Why did I start drinking coffee again? One word: toddlers. (That’s a short post, right?) But seriously, my toddler is where my love affair with coffee began again. But before we get to that, let’s talk about why I stopped drinking coffee in the first place.
In 2001, I was experiencing panic attacks. At the time, my doctor suggested that I cut all caffeine out of my diet to see if that would help, and along with other interventions, it did. Immensely. So other than an occassional cup of tea (I’d choose caffeine-free when possible), I didn’t drink almost any caffeine for 15 years. I was that person who’d order a decaf while meeting friends at a coffee shop, even at 7:00 in the morning. (Because I know you’ve been wondering who the heck.)
Then, last January, my husband and I adopted an adorable two-and-a-half year old daughter. Of course, with adoption comes all sorts of changes, including major sleep disruption. But life goes on and I still had to function as human and mom to three other children… so coffee.
1. Other than the obvious increase in energy that coffee gave me in the mornings, there are four more reasons why I’m glad I’ve started back on the habit. Check them out — you might be surprised.
Related: The smart coffee mug that keeps your brew at the exact right temperature all day long.
2. It curbs my morning appetite. Earlier this year, I decided to try intermittent fasting after hearing Kristen & Liz talk about it on their Spawned podcast. (Basically, you eat inside a shorter window of time, which pushes your breakfast back later in the morning.) Before coffee, I was starving by the time I’d dropped the kids off at school. But when I sip on my coffee all morning, I’m not nearly as hungry and can stick to the parameters of intermittent fasting. And the fact that my tight jeans are now loose is evidence that it’s working.
3. I’m more (ahem) regular. You coffee drinkers know: it really works out your GI system. It turns out that caffeine stimulates the muscles in your intestines along with everything else in your body. The trick is figuring out how much is too much, you know what I mean?
Related: When should you let your kids drink coffee? 10 must-read articles to help you figure it out.
4. I love the ritual. My coffee maker is near the window in my kitchen and I can look outside while it brews. I have a favorite mug that I use each day, and I know exactly how much cream to pour in. This ritual has become something that I look forward to in a way that I did not expect. It’s the calm (if brief) me-moment that I carve out for myself each morning, and it’s often a tiny respite on my many whirlwind days.
5. Surprisingly, it makes me more relaxed! Because I’d never been much of a coffee drinker before, a latte is something that I associate with long conversations with friends at a coffee shop. So treating myself to a warm drink while I get the kids off to school feels almost indulgent. Something about the self-care that’s involved in brewing a delicious cup of coffee reminds me to breathe deep and enjoy my morning, instead of looking at it as a to-do list to finish. It’s a change I have been happy to make.

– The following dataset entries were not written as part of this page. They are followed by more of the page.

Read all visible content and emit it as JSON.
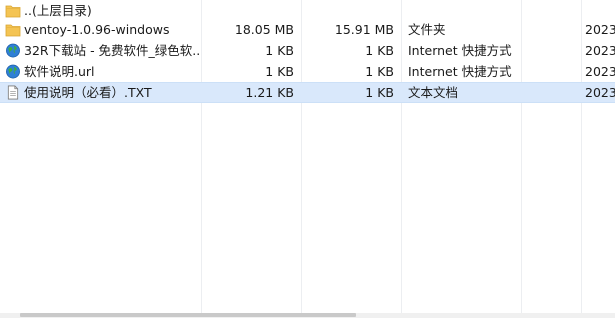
{
  "files": [
    {
      "name": "..(上层目录)",
      "size": "",
      "packed": "",
      "type": "",
      "date": "",
      "icon": "folder-up-icon"
    },
    {
      "name": "ventoy-1.0.96-windows",
      "size": "18.05 MB",
      "packed": "15.91 MB",
      "type": "文件夹",
      "date": "2023",
      "icon": "folder-icon"
    },
    {
      "name": "32R下载站 - 免费软件_绿色软...",
      "size": "1 KB",
      "packed": "1 KB",
      "type": "Internet 快捷方式",
      "date": "2023",
      "icon": "internet-shortcut-icon"
    },
    {
      "name": "软件说明.url",
      "size": "1 KB",
      "packed": "1 KB",
      "type": "Internet 快捷方式",
      "date": "2023",
      "icon": "internet-shortcut-icon"
    },
    {
      "name": "使用说明（必看）.TXT",
      "size": "1.21 KB",
      "packed": "1 KB",
      "type": "文本文档",
      "date": "2023",
      "icon": "text-file-icon"
    }
  ],
  "selected_index": 4,
  "colors": {
    "selection": "#d9e8fb",
    "folder": "#f4c453"
  }
}
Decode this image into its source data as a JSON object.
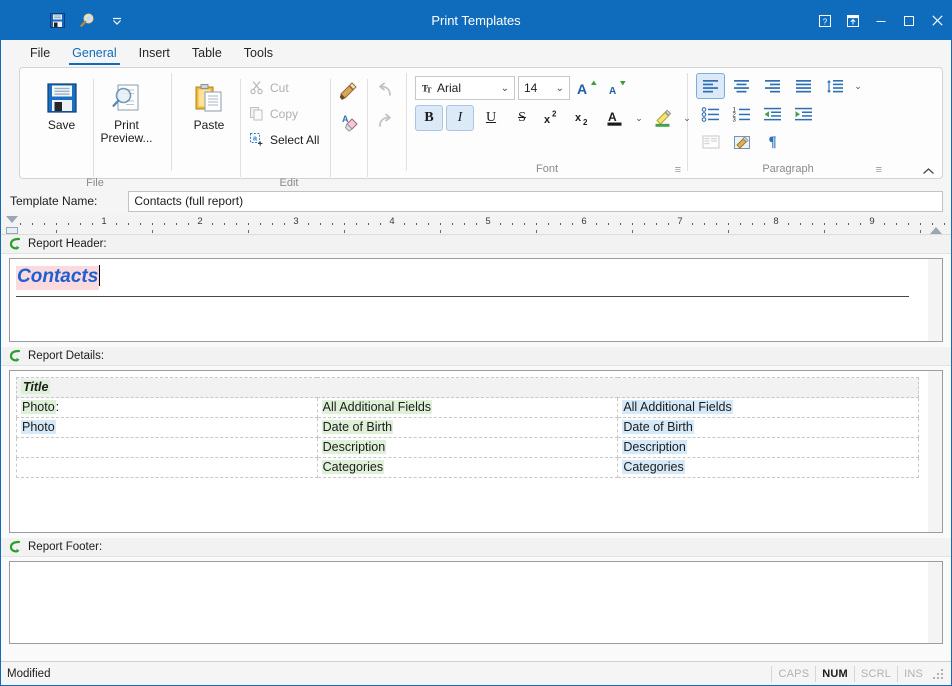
{
  "window": {
    "title": "Print Templates",
    "quick_access": [
      {
        "name": "save",
        "icon": "floppy-disk-icon",
        "tooltip": "Save"
      },
      {
        "name": "print-preview",
        "icon": "magnifier-icon",
        "tooltip": "Print Preview"
      },
      {
        "name": "customize",
        "icon": "chevron-down-icon",
        "tooltip": "Customize Quick Access Toolbar"
      }
    ],
    "controls": [
      {
        "name": "help",
        "glyph": "?"
      },
      {
        "name": "ribbon-display-options",
        "glyph": "ribbon"
      },
      {
        "name": "minimize",
        "glyph": "minimize"
      },
      {
        "name": "maximize",
        "glyph": "maximize"
      },
      {
        "name": "close",
        "glyph": "close"
      }
    ]
  },
  "tabs": [
    {
      "label": "File",
      "active": false
    },
    {
      "label": "General",
      "active": true
    },
    {
      "label": "Insert",
      "active": false
    },
    {
      "label": "Table",
      "active": false
    },
    {
      "label": "Tools",
      "active": false
    }
  ],
  "ribbon": {
    "groups": [
      {
        "name": "file",
        "label": "File",
        "buttons": [
          {
            "label": "Save",
            "icon": "floppy-disk-icon",
            "enabled": true
          },
          {
            "label": "Print Preview...",
            "icon": "print-preview-icon",
            "enabled": true
          }
        ]
      },
      {
        "name": "edit",
        "label": "Edit",
        "buttons": [
          {
            "label": "Paste",
            "icon": "clipboard-icon",
            "enabled": true
          },
          {
            "label": "Cut",
            "icon": "scissors-icon",
            "enabled": false
          },
          {
            "label": "Copy",
            "icon": "copy-icon",
            "enabled": false
          },
          {
            "label": "Select All",
            "icon": "select-all-icon",
            "enabled": true
          },
          {
            "label": "Format Painter",
            "icon": "format-painter-icon",
            "enabled": true
          },
          {
            "label": "Clear Formatting",
            "icon": "clear-formatting-icon",
            "enabled": true
          },
          {
            "label": "Undo",
            "icon": "undo-icon",
            "enabled": false
          },
          {
            "label": "Redo",
            "icon": "redo-icon",
            "enabled": false
          }
        ]
      },
      {
        "name": "font",
        "label": "Font",
        "font_name": "Arial",
        "font_size": "14",
        "buttons": [
          {
            "label": "Grow Font",
            "icon": "grow-font-icon",
            "active": false
          },
          {
            "label": "Shrink Font",
            "icon": "shrink-font-icon",
            "active": false
          },
          {
            "label": "Bold",
            "icon": "bold-icon",
            "glyph": "B",
            "active": true
          },
          {
            "label": "Italic",
            "icon": "italic-icon",
            "glyph": "I",
            "active": true
          },
          {
            "label": "Underline",
            "icon": "underline-icon",
            "glyph": "U",
            "active": false
          },
          {
            "label": "Strikethrough",
            "icon": "strikethrough-icon",
            "glyph": "S",
            "active": false
          },
          {
            "label": "Superscript",
            "icon": "superscript-icon",
            "active": false
          },
          {
            "label": "Subscript",
            "icon": "subscript-icon",
            "active": false
          },
          {
            "label": "Font Color",
            "icon": "font-color-icon",
            "active": false
          },
          {
            "label": "Text Highlight Color",
            "icon": "highlight-icon",
            "active": false
          }
        ]
      },
      {
        "name": "paragraph",
        "label": "Paragraph",
        "buttons": [
          {
            "label": "Align Left",
            "icon": "align-left-icon",
            "active": true
          },
          {
            "label": "Center",
            "icon": "align-center-icon",
            "active": false
          },
          {
            "label": "Align Right",
            "icon": "align-right-icon",
            "active": false
          },
          {
            "label": "Justify",
            "icon": "align-justify-icon",
            "active": false
          },
          {
            "label": "Line Spacing",
            "icon": "line-spacing-icon",
            "active": false
          },
          {
            "label": "Bullets",
            "icon": "bullets-icon",
            "active": false
          },
          {
            "label": "Numbering",
            "icon": "numbering-icon",
            "active": false
          },
          {
            "label": "Decrease Indent",
            "icon": "decrease-indent-icon",
            "active": false
          },
          {
            "label": "Increase Indent",
            "icon": "increase-indent-icon",
            "active": false
          },
          {
            "label": "Borders",
            "icon": "borders-icon",
            "active": false,
            "enabled": false
          },
          {
            "label": "Shading",
            "icon": "shading-icon",
            "active": false
          },
          {
            "label": "Show Formatting Marks",
            "icon": "pilcrow-icon",
            "glyph": "¶",
            "active": false
          }
        ]
      }
    ],
    "collapse_tooltip": "Collapse the Ribbon"
  },
  "template_bar": {
    "label": "Template Name:",
    "value": "Contacts (full report)",
    "placeholder": "Template Name"
  },
  "ruler": {
    "numbers": [
      "1",
      "2",
      "3",
      "4",
      "5",
      "6",
      "7",
      "8",
      "9"
    ],
    "unit": "inch"
  },
  "sections": [
    {
      "name": "report-header",
      "title": "Report Header:",
      "icon": "green-arrow-icon",
      "content": {
        "heading": "Contacts",
        "has_caret": true,
        "has_rule": true
      }
    },
    {
      "name": "report-details",
      "title": "Report Details:",
      "icon": "green-arrow-icon",
      "table": {
        "title_cell": "Title",
        "rows": [
          {
            "col_a": [
              {
                "text": "Photo",
                "highlight": "green"
              },
              {
                "text": ":",
                "highlight": "none"
              }
            ],
            "col_b": {
              "text": "All Additional Fields",
              "highlight": "green"
            },
            "col_c": {
              "text": "All Additional Fields",
              "highlight": "blue"
            }
          },
          {
            "col_a": [
              {
                "text": "Photo",
                "highlight": "blue"
              }
            ],
            "col_b": {
              "text": "Date of Birth",
              "highlight": "green"
            },
            "col_c": {
              "text": "Date of Birth",
              "highlight": "blue"
            }
          },
          {
            "col_a": [],
            "col_b": {
              "text": "Description",
              "highlight": "green"
            },
            "col_c": {
              "text": "Description",
              "highlight": "blue"
            }
          },
          {
            "col_a": [],
            "col_b": {
              "text": "Categories",
              "highlight": "green"
            },
            "col_c": {
              "text": "Categories",
              "highlight": "blue"
            }
          }
        ]
      }
    },
    {
      "name": "report-footer",
      "title": "Report Footer:",
      "icon": "green-arrow-icon",
      "content": {
        "heading": "",
        "has_caret": false,
        "has_rule": false
      }
    }
  ],
  "status": {
    "message": "Modified",
    "indicators": [
      {
        "label": "CAPS",
        "on": false
      },
      {
        "label": "NUM",
        "on": true
      },
      {
        "label": "SCRL",
        "on": false
      },
      {
        "label": "INS",
        "on": false
      }
    ]
  },
  "colors": {
    "accent": "#0f6cbd",
    "heading_text": "#1f5fd0",
    "heading_highlight": "#fadadd",
    "field_green": "#dff0d8",
    "field_blue": "#d6e9f8",
    "section_header_bg": "#f2f2f2"
  }
}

Top photo by Danielle MacInnes and second photo by Nathan Dumlao, both via Unsplash
So what about your panic attack / anxiety after drinking coffee? does it stay the same (still good) or get worse..?